John Henry Newman once wrote a very beautiful sermon, entitled “Christian Sympathy” (PPS, IV, p. 116-27). In the sermon, Newman attempted to make his congregation appreciate the depths and the extent of their communion with one another, both in the pains and griefs, joys and sorrows, of the old Adam, but also in the repentance and hope, love and promise they all shared in Christ. He complained that we fall so far short of the full communication with one another that should be natural to us, that we leave so many common depths unexplored; and he sought to encourage a deeper, wider, more spontaneous communion of minds and hearts, sympathy and affection.
The sermon was recalled to my mind by the central assertion of our second reading today: “We do not have a high priest who is unable to sympathize with our weakness, but one who was tempted in every way that we are.” That wonderful revelation immediately expands the bounds of the natural communion we experience as human beings.
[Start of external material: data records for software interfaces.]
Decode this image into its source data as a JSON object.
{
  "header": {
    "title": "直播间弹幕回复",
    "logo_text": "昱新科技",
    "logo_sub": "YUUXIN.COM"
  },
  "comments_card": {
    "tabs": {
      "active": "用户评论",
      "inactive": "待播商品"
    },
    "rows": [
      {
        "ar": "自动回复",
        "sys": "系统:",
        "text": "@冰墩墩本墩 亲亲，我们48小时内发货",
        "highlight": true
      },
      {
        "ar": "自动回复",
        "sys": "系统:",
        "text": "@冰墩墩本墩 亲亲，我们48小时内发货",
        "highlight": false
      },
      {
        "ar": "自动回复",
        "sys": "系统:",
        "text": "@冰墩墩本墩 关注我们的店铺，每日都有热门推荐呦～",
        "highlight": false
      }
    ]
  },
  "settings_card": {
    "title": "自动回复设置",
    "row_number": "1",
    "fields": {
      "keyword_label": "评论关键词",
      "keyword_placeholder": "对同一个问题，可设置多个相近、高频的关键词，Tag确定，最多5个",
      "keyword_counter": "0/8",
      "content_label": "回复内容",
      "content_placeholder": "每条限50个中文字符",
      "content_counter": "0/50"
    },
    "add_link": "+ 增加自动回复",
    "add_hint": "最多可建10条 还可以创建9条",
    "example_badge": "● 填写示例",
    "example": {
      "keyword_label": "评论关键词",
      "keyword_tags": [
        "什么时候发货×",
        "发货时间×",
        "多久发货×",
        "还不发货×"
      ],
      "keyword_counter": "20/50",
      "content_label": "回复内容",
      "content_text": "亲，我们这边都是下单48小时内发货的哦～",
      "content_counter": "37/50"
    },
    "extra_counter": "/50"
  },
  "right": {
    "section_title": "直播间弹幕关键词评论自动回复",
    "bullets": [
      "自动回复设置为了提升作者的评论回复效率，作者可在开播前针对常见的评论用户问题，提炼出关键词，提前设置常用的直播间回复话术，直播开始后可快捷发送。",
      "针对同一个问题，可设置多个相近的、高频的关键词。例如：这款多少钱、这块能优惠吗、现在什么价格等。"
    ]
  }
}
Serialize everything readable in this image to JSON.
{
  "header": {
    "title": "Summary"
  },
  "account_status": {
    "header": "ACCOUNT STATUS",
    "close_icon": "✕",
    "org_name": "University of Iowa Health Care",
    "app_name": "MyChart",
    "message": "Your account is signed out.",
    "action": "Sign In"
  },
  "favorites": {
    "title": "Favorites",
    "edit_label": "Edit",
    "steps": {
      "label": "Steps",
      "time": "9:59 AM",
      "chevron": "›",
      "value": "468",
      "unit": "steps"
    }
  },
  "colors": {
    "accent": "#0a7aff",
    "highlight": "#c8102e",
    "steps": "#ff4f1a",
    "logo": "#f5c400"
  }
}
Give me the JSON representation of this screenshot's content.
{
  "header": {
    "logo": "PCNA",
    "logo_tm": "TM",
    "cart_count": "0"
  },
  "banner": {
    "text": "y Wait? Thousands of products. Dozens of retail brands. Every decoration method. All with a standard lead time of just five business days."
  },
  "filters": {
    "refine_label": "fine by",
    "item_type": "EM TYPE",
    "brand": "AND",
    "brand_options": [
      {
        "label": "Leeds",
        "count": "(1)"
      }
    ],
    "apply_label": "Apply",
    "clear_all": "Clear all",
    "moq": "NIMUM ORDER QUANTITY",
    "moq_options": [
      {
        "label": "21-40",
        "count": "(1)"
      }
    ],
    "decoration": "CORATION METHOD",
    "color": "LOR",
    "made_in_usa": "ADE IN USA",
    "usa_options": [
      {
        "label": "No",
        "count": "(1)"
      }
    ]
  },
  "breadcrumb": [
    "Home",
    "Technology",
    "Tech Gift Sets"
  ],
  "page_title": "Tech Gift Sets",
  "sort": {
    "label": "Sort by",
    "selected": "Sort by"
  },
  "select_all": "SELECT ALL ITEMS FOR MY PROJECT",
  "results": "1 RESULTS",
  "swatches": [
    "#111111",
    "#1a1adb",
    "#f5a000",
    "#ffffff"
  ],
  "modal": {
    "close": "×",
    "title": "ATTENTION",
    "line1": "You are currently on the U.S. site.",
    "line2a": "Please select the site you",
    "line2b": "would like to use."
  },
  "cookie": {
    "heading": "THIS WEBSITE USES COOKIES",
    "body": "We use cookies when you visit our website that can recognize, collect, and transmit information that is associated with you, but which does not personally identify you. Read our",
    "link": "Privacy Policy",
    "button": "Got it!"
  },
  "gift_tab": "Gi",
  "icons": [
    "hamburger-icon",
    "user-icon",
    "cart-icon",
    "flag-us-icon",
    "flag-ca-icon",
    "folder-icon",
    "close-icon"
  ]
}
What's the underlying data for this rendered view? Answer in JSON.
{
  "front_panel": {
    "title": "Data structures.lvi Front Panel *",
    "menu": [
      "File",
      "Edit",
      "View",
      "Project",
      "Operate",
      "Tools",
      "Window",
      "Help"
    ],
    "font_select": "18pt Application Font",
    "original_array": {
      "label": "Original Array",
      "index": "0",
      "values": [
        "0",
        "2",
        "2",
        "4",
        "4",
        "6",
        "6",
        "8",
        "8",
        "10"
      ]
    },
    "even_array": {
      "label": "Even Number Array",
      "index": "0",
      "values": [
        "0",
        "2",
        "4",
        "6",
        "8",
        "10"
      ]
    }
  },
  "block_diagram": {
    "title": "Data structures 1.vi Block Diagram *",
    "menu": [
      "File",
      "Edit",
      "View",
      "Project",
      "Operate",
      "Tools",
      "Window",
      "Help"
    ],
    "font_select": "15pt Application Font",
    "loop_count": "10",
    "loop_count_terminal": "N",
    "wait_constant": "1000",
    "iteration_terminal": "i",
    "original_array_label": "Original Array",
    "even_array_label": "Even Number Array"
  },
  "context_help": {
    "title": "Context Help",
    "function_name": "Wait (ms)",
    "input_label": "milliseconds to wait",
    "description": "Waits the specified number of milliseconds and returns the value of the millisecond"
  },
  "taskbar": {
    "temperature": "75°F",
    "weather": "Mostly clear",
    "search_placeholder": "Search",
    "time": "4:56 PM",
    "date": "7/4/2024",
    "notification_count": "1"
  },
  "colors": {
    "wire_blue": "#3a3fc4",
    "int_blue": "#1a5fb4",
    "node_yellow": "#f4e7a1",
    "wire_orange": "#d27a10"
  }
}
All that goes under the name of human sympathy, intersubjectivity, spontaneity now includes Jesus Christ too. In him God himself has become a sharer in that founding human communion, and there is nothing in our human experience that he did not himself share. With that recognition, we come also to see, as St. Thomas once said, that our relationship with God may have all the familiarity, naturalness, ease that characterizes our relationships with one another. We may, then, approach God’s throne as a throne of grace, entering his presence, not fearfully and as if strangers, but confidently and as sons and daughters, brothers and sisters.
The Epistle to the Hebrews makes only one exception to Christ’s full communion with us: “he never sinned.” At first glance, this may appear to undercut everything else: can that be a true communion which does not include a share in what is so much a part of our living–our selfishness and our sinning? But that is not really so. Not only are we not in need of another partner in our sinning, but also the figure of the Christ in our midst who did not sin offers a hope of deliverance from that false community of sin and grief in which otherwise we are entrapped–that closed circle, end-lessly feeding upon itself, having no natural and internal end, the world Jesus described, of power and rivalry, of domination and slavery, of possessiveness and self-interest. The great exception is the liberating exception: the message of One who fully entered that world and suffered its power and even became the victim of its enslavement, and yet was free there and served there and loved there and thus overcame there. He brought into our closed circle a resource which our crippled communion could not bring or inspire–a willingness to serve rather than to be served, to give his life for the many rather than to cling to it all costs–and with that great love he by himself opened the possibility of an utterly new communion for us, with his God and with and among ourselves.
It is perhaps difficult for us to believe in such a possibility, much more difficult, even, than the challenge of any mere creed. For to believe in the possibility of such communion is to acknowledge its claim upon our own lives, to relativize what we think are simply the hard and absolute necessities of our everyday attitudes, relationships, habits, and to accept what Jesus says, “It is not to be so among you.” No one could believe such a claim by himself, and it is surely one of the purposes of our common gathering here before God each week to sustain us in our faith that it is a genuine possibility. For here not only do we come before the God whose first and last word is always the announcement that this freedom is possible; but we also find ourselves standing next to others who are all too familiar with the impoverished realism of everyday life, but who seek also with us to keep before their eyes a different and a liberating vision and hope and to discover and realize in their lives that new communion with God and with one another that Jesus embodied.
Let us then “confidently approach the throne of grace,” and ask this great mercy and favor and help from him: that he realize in and among us the great work which he himself began and enable us to do in our own time that great and new thing which he, in his sympathy for our weakness, gave his life to make possible.